LaSalle told CNBC there were several factors contributing toward the public’s loss of faith in vaccines.
“Even before the pandemic, vaccine hesitancy was increasing, and we were seeing the return of deadly diseases around the world,” she said.
“The rise of the internet and social media as outlets where people get their news and information, and the proliferation of misinformation online, has absolutely contributed to the problem.”
She added that because people in the developed world rarely witnessed the devastating effects of vaccine-preventable diseases, for some, the threat of the illnesses doesn’t seem real — and they now fear the vaccination more than the illness itself.
However, Vivek Cherian, a Chicago-based internal medicine physician, told CNBC he hadn’t noticed people’s views of non-Covid vaccines changing throughout the pandemic — although he said he could understand why some people’s views on vaccines in general may have been “tainted.”
“If they got the Covid vaccine and possibly even boosted and still ended up getting a breakthrough infection, their immediate response may be ‘what was the point if I ended up with an infection anyways?

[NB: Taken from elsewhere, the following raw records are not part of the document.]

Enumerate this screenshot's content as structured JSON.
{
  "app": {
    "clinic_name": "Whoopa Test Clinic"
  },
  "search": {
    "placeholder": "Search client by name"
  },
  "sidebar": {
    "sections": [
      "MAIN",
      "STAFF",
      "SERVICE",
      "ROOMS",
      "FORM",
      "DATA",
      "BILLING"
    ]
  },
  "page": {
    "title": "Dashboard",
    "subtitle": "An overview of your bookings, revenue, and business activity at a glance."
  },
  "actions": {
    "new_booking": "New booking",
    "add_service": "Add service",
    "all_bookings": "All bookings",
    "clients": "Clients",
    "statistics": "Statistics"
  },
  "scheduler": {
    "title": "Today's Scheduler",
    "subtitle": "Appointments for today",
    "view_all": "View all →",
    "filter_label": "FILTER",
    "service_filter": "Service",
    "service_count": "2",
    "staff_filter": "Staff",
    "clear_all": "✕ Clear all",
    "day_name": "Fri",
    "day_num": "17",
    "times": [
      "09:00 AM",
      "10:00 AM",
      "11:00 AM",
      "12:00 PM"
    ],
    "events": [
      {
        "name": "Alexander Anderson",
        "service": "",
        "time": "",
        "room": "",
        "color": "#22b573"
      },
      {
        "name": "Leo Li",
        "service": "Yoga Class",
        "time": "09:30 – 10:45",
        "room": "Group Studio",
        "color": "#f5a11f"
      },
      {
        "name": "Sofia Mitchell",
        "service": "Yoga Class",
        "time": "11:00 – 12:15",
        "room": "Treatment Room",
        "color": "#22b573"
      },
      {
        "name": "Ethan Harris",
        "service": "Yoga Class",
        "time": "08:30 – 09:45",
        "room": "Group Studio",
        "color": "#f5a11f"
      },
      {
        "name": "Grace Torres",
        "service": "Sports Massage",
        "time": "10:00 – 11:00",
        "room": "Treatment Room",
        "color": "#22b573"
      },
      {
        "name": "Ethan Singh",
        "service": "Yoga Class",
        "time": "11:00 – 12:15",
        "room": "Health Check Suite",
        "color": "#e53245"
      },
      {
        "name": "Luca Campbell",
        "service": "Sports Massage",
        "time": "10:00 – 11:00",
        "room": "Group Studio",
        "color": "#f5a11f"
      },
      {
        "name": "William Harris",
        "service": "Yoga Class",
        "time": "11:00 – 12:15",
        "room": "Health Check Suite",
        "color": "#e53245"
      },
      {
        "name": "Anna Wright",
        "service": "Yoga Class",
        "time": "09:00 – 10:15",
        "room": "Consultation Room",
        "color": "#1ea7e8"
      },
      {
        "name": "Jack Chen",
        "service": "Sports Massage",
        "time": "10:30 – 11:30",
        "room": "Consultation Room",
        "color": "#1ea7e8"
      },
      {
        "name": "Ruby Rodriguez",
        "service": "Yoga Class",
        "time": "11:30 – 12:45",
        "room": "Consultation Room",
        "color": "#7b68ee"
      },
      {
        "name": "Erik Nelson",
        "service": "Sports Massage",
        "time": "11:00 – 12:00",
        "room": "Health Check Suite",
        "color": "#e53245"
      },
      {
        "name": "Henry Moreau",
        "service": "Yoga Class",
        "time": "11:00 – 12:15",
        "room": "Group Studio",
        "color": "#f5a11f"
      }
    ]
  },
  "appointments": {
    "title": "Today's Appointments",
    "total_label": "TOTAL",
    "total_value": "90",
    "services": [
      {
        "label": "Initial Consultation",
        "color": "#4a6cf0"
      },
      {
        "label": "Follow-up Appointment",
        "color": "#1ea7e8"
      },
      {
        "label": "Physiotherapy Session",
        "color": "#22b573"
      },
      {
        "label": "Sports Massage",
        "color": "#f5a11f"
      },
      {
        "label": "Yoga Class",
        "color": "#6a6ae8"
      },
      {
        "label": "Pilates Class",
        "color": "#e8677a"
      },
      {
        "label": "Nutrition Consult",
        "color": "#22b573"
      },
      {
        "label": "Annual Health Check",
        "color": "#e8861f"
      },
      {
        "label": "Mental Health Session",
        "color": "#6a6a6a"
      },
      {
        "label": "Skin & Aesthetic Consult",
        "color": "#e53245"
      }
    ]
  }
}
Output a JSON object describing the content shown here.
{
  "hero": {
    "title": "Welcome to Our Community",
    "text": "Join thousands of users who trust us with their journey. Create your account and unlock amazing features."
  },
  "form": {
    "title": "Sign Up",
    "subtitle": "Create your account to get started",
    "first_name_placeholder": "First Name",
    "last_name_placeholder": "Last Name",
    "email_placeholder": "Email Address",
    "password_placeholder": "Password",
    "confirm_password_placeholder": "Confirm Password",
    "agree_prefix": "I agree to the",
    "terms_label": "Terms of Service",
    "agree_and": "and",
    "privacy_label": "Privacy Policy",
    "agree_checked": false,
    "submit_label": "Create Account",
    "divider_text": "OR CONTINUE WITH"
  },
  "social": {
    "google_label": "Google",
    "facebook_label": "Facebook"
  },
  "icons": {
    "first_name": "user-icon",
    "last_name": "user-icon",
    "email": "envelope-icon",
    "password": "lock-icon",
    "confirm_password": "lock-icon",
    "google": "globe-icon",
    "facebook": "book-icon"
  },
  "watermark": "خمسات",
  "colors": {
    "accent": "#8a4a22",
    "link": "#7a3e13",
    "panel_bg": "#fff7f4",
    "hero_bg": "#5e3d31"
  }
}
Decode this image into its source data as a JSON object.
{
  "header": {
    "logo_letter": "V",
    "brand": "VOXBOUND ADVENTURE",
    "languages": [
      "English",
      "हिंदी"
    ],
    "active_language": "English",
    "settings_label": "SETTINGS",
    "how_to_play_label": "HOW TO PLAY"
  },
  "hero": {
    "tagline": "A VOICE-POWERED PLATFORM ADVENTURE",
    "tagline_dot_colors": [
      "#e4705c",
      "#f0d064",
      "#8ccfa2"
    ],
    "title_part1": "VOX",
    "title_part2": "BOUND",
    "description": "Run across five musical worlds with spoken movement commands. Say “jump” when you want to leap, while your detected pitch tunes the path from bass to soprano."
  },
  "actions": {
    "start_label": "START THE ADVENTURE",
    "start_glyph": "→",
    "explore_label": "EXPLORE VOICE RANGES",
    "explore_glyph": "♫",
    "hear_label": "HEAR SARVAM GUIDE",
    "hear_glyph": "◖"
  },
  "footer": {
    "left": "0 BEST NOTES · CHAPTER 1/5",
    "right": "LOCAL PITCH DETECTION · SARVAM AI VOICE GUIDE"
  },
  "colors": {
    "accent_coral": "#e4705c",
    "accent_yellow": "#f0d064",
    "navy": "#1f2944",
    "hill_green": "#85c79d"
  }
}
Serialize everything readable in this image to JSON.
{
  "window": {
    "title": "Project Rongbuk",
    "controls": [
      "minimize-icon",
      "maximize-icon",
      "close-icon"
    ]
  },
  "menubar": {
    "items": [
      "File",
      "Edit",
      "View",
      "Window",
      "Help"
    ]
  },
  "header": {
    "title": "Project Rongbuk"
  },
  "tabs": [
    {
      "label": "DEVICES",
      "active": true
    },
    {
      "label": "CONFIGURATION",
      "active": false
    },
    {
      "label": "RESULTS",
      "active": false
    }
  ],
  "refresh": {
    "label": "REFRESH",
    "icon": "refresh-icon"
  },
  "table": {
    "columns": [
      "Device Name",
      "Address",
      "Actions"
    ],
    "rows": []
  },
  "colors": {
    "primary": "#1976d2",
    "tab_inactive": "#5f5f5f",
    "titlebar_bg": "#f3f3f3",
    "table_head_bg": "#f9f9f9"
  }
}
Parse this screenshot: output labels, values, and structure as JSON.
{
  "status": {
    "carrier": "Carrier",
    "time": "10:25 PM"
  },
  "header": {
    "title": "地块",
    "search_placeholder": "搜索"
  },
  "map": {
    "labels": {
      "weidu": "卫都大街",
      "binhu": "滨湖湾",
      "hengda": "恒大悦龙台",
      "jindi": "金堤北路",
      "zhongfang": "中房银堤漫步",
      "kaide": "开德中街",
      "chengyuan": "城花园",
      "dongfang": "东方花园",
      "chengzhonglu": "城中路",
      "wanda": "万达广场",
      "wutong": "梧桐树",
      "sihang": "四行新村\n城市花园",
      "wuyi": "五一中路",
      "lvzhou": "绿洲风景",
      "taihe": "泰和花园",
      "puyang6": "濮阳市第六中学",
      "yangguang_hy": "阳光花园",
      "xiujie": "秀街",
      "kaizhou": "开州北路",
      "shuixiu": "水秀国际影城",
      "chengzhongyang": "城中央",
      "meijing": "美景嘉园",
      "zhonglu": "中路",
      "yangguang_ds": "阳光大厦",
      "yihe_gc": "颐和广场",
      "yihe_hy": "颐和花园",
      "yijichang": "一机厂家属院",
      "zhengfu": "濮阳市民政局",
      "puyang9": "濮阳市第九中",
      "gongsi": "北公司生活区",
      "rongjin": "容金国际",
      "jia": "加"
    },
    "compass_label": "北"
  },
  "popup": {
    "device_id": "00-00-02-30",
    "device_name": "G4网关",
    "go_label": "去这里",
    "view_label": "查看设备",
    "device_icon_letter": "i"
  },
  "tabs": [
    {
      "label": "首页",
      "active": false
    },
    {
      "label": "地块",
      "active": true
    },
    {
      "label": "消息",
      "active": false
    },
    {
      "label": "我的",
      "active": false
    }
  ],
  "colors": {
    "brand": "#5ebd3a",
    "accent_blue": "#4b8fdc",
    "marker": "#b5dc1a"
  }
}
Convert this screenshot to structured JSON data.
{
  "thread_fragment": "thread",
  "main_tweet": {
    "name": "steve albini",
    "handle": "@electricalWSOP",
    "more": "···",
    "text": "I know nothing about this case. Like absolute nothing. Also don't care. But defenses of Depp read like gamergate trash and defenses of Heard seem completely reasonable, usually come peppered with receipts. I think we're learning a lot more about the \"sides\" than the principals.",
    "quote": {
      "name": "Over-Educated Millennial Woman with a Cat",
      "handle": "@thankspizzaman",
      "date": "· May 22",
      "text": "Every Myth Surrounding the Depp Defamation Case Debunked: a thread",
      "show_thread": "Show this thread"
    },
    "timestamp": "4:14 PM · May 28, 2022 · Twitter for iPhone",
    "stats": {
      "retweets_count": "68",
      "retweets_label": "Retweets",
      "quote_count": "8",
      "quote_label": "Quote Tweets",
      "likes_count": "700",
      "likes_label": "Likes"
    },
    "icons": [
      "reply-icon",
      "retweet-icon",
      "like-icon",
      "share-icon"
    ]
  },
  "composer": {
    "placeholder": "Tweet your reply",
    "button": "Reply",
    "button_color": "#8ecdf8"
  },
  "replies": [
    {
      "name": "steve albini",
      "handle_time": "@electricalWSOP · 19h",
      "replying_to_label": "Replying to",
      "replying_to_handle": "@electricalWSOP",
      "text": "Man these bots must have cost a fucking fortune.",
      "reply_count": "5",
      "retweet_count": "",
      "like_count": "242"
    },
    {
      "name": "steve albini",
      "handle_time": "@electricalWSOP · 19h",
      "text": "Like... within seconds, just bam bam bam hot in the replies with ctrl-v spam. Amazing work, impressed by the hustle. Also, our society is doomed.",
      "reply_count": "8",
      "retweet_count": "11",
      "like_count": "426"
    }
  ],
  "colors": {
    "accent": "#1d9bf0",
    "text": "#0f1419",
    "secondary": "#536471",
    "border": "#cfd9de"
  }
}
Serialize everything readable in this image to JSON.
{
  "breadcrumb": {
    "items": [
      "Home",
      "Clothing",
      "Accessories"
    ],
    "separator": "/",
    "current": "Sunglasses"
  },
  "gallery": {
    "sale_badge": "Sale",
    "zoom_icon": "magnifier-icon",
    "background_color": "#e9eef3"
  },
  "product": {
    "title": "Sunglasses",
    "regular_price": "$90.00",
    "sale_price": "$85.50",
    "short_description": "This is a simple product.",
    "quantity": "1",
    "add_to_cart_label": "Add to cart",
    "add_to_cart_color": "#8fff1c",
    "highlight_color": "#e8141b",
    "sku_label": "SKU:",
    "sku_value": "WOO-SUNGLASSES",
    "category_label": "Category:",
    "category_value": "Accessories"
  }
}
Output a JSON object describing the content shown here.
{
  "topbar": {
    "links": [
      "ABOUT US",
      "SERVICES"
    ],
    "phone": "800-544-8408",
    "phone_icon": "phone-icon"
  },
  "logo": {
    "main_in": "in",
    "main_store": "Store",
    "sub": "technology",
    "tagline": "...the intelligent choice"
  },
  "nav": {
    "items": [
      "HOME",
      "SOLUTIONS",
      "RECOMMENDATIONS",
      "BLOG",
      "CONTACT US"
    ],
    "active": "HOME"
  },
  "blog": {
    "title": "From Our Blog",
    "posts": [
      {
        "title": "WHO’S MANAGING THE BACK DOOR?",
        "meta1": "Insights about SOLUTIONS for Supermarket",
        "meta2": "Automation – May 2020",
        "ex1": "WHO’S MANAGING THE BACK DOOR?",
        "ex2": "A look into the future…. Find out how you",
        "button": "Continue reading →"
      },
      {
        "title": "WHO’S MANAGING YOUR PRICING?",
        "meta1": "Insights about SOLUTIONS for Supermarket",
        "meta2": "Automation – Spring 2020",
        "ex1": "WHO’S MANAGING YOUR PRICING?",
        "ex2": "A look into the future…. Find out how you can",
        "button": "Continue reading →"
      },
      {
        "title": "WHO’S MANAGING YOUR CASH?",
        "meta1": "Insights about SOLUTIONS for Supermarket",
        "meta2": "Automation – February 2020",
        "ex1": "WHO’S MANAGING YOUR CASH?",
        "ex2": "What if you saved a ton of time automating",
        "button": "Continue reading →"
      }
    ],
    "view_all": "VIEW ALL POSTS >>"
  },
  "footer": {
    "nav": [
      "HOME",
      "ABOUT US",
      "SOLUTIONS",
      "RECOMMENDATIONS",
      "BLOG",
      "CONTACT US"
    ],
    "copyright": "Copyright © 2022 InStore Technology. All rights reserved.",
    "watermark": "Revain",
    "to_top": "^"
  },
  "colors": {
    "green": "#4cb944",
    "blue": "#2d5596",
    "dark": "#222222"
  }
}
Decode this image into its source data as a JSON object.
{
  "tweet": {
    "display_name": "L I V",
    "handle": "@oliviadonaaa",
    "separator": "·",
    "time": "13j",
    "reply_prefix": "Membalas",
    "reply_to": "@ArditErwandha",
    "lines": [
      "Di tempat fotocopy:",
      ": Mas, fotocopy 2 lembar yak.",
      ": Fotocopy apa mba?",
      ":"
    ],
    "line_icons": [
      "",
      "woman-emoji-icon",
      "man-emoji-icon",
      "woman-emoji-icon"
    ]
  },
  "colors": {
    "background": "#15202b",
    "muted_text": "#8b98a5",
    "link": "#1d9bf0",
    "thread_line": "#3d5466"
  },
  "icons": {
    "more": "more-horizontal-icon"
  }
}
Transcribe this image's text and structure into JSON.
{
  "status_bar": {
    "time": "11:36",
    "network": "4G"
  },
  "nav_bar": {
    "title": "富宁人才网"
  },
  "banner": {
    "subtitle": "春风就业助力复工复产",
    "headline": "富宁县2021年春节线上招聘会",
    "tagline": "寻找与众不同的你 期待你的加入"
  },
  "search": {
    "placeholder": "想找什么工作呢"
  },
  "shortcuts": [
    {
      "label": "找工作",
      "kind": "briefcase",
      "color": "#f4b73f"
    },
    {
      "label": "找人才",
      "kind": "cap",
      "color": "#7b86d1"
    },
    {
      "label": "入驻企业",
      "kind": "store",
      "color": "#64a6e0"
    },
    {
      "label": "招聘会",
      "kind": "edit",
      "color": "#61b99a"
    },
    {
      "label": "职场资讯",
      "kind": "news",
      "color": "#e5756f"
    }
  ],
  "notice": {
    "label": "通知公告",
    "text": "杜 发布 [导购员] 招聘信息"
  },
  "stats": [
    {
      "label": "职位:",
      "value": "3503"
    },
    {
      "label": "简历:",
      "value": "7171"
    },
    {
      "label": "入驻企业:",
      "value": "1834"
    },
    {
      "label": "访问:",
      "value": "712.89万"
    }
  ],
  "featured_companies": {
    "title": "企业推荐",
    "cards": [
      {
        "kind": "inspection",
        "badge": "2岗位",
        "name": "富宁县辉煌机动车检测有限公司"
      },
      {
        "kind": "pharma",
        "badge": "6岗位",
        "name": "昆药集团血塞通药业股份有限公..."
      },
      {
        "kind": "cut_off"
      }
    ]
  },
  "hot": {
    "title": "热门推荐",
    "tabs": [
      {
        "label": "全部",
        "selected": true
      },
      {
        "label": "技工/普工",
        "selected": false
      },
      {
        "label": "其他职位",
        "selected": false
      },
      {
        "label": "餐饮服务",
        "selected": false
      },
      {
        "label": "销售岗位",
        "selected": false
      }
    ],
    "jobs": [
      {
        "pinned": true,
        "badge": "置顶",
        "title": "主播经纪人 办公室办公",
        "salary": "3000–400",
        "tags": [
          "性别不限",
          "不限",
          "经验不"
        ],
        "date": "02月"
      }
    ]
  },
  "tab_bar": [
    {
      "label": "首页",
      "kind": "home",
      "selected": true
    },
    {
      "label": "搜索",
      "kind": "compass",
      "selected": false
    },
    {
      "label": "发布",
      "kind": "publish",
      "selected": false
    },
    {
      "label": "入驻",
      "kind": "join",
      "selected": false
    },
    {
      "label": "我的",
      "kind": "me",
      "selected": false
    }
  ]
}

What’s the point of getting other vaccines?'” he said in an email.
“When that has come up, I tell my patients that while they may still have got an infection, it could have been much worse if they [were unvaccinated] — and the data overwhelmingly says that your chance of hospitalization and death are significantly reduced when vaccinated and boosted.”
Cherian said it was important to bear in mind that this was not unique to Covid vaccines: no vaccine is 100% effective.
“Just think of the annual influenza vaccine,” he said. “I myself a few years ago got the flu shot and still ended up getting the flu, but that has never (nor should it) deterred me from getting influenza shots every year.”